Museum celebrates anniversary
With roots firmly planted, a new museum celebrated a special anniversary last week.
The Finding Our Roots African American Museum in Houma has now entered its second year of existence.
“The great thing about it is that we’ve gone out to the community and it embraced us,” said Alvin Tillman, museum vice president. “As a museum, in a short period of time we’ve come a long way.”
The Terrebonne Parish Consolidated Government has donated $30,000 to keep the museum moving, and local businesses have assisted as well.
A Saturday open house marking the first anniversary included two notable guests who were born in Houma.
“I wouldn’t miss this for the world,” said 96-year-old Pearl Nixon.
Seated next to a celebratory cake, she slowly sifted through her memories as she recounted her life story.
Raised on a plantation for 14 years, she moved to New Orleans where she dropped out of school and went to work cleaning houses and doing janitorial work. She married in 1938, to her first husband.
In 1939 they separated, and she moved back to Houma, where she met her second husband.
She said the city has vastly changed from that time.
“Oh, everything is so different,” Pearl said. “I couldn’t begin to tell you the difference.”
Together with her second husband they “shacked up,” as she called it, and over nineteen years they had six children before marriage. He died in 2002 and Pearl has lived in the same house ever since.
The other special guest was Gerald “Coke” Riley, whose nickname was related to Coca-Cola bottles being used as milk bottles by families when he was an infant. Coke signed Coca-Cola bottles for museum guests during his museum visit.
As a child, he said, he swept floors and shined shoes for nickels and dimes, at a barber shop on Main Street in Houma. He said that as a boy it surprised him that Caucasian women cut their hair because, at that time, long Caucasian hair was highly regarded.
Coke was inspired to learn the hair-cutting trade and said that he worked hard to change perceptions that African American hair was inferior, throughout his life.
What Coke did regard as inferior were the curling irons in use at the time.
“Items we were working with were not satisfactory to me,” he said.
So he modified them to fit his needs.
“You’d get hot spots (speaking of traditional curling irons of the time). These are hollow but enclosed,” he said, presenting his personally customized curling irons. “These don’t have hot spots, so they don’t damage the hair.”
He explained how electricity was scarce in some areas, but people could heat his irons over a flame and, because the lack of hot spots, could easily manipulate hair.
Riley’s success in the barber shop led to a career in the movie and television industry, landing him hairdressing work in films and television shows including Baywatch, Amistad, and Purgatory.

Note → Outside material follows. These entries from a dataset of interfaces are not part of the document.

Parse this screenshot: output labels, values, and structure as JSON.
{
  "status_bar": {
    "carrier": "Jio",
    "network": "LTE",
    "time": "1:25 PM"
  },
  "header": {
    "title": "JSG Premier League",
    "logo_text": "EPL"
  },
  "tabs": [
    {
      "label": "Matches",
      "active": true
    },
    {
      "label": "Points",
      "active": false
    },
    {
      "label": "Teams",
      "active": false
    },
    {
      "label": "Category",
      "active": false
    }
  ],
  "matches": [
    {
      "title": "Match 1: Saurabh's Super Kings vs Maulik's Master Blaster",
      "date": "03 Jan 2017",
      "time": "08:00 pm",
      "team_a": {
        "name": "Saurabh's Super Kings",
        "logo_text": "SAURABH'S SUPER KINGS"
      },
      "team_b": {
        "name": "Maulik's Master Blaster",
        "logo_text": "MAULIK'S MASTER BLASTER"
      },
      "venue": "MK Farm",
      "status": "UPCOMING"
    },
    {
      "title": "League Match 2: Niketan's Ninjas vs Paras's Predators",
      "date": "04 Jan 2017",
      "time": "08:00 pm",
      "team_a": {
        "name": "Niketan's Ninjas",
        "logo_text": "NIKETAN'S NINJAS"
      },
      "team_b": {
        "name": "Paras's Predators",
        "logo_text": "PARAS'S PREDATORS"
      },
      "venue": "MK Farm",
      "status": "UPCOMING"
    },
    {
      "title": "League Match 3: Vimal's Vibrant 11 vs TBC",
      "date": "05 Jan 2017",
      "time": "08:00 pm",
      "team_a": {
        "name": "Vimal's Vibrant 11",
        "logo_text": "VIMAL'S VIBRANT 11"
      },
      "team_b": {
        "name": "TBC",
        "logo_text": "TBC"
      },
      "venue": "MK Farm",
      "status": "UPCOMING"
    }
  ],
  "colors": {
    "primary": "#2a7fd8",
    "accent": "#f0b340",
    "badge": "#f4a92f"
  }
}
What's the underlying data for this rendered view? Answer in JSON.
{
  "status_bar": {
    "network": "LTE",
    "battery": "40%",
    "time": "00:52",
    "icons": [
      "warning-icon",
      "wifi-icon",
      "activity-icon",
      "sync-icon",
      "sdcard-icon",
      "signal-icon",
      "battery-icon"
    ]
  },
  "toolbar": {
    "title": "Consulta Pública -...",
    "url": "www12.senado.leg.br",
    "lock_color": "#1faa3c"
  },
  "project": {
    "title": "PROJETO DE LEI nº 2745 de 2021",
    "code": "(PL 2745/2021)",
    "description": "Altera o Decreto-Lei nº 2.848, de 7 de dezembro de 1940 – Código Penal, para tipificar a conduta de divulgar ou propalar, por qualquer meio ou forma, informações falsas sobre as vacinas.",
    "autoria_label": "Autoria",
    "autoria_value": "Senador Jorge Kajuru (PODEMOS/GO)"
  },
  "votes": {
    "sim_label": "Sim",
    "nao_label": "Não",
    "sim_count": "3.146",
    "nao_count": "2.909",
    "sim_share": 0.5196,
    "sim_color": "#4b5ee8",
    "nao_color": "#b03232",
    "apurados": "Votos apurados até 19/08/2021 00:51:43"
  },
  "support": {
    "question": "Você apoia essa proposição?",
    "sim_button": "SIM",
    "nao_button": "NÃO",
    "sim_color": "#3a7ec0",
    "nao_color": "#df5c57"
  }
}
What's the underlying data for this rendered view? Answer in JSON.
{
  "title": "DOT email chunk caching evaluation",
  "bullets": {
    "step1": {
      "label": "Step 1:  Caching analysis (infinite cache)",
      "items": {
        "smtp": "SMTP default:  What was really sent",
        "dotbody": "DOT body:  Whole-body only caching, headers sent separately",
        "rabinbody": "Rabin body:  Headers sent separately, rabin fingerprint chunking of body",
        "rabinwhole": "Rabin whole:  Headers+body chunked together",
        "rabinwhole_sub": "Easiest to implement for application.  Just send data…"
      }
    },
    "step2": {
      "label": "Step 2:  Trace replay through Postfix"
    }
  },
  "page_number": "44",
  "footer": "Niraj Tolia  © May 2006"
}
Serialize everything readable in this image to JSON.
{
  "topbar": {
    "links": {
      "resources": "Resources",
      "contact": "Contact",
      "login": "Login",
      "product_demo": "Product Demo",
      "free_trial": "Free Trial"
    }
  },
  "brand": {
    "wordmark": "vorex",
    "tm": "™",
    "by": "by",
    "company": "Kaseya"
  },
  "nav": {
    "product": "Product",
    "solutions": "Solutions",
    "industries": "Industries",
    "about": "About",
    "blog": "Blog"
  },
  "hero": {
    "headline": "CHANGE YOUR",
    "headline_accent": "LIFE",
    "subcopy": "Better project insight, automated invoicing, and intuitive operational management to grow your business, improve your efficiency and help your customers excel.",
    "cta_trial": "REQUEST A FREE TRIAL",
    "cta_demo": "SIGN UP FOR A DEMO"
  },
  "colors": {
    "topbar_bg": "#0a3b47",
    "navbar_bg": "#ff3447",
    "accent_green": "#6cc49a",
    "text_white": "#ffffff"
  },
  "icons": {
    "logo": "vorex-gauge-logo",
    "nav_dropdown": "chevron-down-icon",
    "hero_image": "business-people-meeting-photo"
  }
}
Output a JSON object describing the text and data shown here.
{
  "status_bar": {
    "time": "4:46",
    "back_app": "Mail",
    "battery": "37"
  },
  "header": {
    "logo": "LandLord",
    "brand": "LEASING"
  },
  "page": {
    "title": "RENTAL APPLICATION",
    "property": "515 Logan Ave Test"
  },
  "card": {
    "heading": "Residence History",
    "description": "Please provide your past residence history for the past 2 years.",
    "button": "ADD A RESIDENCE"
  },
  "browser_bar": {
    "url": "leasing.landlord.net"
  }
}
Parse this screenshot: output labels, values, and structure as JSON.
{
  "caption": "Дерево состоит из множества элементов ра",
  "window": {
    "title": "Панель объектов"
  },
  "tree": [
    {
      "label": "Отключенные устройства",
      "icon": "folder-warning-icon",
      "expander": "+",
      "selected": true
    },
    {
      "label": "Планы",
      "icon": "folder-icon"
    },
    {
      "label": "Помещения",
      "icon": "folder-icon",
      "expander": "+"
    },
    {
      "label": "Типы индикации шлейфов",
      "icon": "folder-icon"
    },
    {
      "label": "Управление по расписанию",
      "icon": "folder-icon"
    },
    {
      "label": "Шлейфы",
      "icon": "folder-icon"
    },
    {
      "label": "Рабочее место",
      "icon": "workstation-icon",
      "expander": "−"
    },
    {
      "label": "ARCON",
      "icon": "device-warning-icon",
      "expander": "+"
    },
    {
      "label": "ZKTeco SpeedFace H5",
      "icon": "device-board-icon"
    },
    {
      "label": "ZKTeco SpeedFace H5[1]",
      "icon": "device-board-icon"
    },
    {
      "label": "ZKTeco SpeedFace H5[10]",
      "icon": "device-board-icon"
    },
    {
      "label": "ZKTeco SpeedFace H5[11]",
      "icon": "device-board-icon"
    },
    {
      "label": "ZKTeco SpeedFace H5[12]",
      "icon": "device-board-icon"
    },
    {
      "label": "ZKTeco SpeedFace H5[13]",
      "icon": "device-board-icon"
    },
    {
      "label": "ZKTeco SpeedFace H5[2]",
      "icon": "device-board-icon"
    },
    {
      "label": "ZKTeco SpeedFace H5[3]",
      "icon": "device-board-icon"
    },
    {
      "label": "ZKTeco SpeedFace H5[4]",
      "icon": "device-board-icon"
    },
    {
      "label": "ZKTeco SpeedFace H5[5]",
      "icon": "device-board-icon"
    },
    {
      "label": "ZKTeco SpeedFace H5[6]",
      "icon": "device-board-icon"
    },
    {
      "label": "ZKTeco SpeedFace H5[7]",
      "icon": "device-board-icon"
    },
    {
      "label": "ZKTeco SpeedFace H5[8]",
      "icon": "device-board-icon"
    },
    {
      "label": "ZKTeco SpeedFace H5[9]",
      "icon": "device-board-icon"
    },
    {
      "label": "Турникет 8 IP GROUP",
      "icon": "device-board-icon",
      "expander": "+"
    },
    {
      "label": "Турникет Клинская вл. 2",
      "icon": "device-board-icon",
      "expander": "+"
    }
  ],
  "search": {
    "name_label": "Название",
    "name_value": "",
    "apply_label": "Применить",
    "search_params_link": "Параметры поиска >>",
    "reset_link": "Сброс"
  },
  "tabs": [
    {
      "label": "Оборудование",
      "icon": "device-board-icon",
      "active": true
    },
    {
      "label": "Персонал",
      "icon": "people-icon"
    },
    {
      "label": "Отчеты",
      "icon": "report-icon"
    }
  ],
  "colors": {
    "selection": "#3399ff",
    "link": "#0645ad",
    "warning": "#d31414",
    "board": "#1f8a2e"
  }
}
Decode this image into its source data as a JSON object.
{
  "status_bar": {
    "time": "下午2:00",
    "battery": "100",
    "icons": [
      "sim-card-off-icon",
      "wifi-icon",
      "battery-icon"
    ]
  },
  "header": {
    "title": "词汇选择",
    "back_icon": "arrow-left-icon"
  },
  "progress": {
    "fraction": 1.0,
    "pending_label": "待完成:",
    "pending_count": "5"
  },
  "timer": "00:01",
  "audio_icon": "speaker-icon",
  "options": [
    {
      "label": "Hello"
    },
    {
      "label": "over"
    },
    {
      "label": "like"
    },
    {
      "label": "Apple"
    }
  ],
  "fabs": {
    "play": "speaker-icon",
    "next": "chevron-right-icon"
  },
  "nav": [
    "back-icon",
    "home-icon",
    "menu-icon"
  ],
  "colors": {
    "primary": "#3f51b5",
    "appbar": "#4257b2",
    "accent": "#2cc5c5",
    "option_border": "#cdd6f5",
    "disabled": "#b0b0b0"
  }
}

Among the celebrities whose hair he styled or touched up were Cedric the Entertainer, Steve Harvey, and Kelsey Grammer.
He donated a cardboard display with four of his personally designed irons, titled “CoCo Styling Irons” to the museum, and pointed out that each still had inscribed on them, “patent pending” in the metal. They were never fully patented, he said.
“These irons are like buggy-whips,” Coke said, “They’re going out of style. Technology is changing.”
Margie Scoby, the president of the museum, said the museum plans to partner alongside surrounding plantations and provide guided trips to the locations.
“Our history is intertwined,” said Tillman. “As a museum we are trying to educate the community.”
The museum, Tillman said, is constantly growing by preserving the present in preparation of the future.
Tillman handed his card out to people, always seeking to add more photos to the walls.
“We preserve them now so future generations do not have troubles finding them,” he said pointing at a photo of a doctor, “Fifty years from now he’ll be around a hundred.”
The museum is housed in a historic landmark called The Academy, one of the two built by the Louisiana Southern Baptist Association of the Fifth District. It played a significant role in the education of black people of Terrebonne Parish, established in 1891 and built in 1893.
Tillman described it as “a museum within itself.”